→ What you are asked to do
In the listing below, find each line holding "date" and copy it.

** Opening Supplied information block **

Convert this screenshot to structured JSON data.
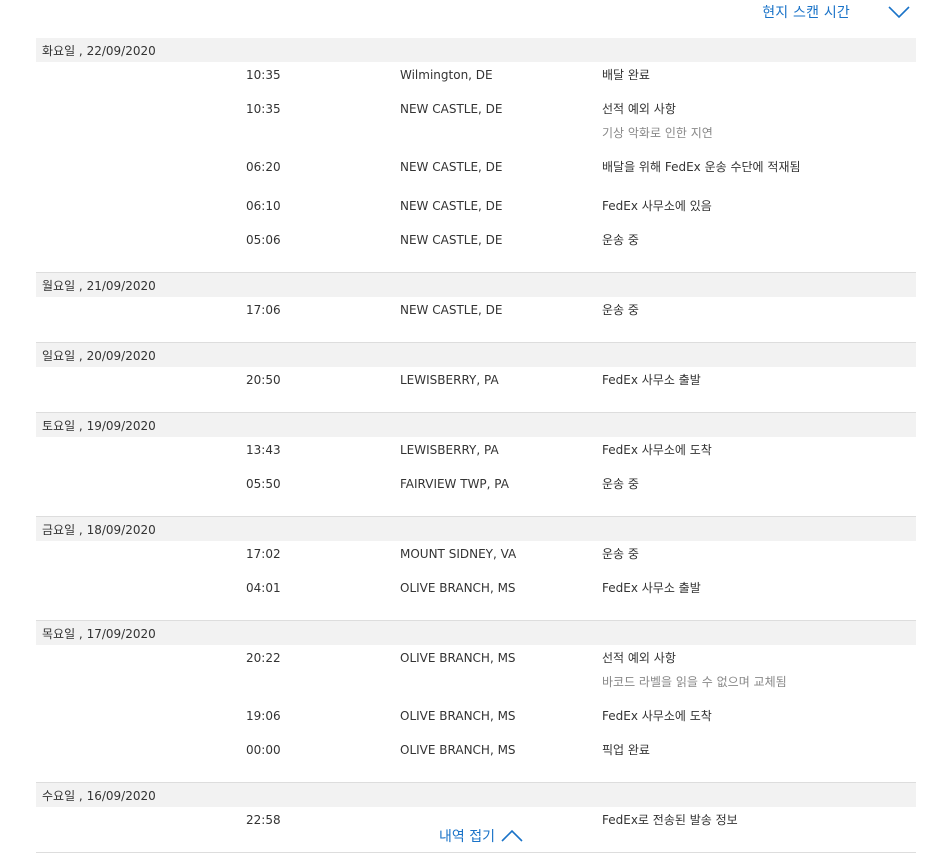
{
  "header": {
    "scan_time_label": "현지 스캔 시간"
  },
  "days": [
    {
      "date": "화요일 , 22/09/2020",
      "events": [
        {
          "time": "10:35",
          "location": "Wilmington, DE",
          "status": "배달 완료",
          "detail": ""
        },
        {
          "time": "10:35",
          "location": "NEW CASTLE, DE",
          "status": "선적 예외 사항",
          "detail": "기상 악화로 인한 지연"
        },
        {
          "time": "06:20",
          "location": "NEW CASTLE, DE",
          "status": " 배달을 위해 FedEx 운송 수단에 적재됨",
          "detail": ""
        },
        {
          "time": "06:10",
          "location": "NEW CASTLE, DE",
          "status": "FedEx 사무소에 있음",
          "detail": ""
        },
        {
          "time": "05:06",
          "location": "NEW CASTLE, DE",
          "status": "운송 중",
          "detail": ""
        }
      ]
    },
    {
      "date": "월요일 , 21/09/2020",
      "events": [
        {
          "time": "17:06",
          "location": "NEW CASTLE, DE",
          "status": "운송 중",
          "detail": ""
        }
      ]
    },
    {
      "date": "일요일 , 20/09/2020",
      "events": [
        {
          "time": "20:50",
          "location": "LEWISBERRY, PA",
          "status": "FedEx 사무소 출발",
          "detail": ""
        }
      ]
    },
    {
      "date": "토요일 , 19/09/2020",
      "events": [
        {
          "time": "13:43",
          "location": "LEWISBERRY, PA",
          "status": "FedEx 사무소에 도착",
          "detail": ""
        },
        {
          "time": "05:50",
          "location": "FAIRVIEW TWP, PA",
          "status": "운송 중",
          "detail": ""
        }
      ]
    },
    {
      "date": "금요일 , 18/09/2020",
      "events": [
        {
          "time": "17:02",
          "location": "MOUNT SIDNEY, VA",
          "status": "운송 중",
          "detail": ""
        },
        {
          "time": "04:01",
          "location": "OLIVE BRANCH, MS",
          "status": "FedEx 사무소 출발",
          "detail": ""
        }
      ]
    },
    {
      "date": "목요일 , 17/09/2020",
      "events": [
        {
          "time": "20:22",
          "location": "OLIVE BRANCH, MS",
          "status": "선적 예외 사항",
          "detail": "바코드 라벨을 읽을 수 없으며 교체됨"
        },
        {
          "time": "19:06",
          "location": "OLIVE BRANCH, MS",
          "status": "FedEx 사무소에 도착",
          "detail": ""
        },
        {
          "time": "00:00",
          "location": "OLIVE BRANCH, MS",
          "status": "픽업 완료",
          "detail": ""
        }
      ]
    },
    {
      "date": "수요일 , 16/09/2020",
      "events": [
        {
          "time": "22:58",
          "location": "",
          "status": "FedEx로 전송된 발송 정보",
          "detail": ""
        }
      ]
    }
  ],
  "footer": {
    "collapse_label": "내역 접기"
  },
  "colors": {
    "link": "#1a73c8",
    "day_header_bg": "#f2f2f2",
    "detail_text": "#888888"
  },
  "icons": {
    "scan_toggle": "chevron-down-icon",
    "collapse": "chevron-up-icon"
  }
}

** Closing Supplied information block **

→ Result
      "date": "화요일 , 22/09/2020",
      "date": "월요일 , 21/09/2020",
      "date": "일요일 , 20/09/2020",
      "date": "토요일 , 19/09/2020",
      "date": "금요일 , 18/09/2020",
      "date": "목요일 , 17/09/2020",
      "date": "수요일 , 16/09/2020",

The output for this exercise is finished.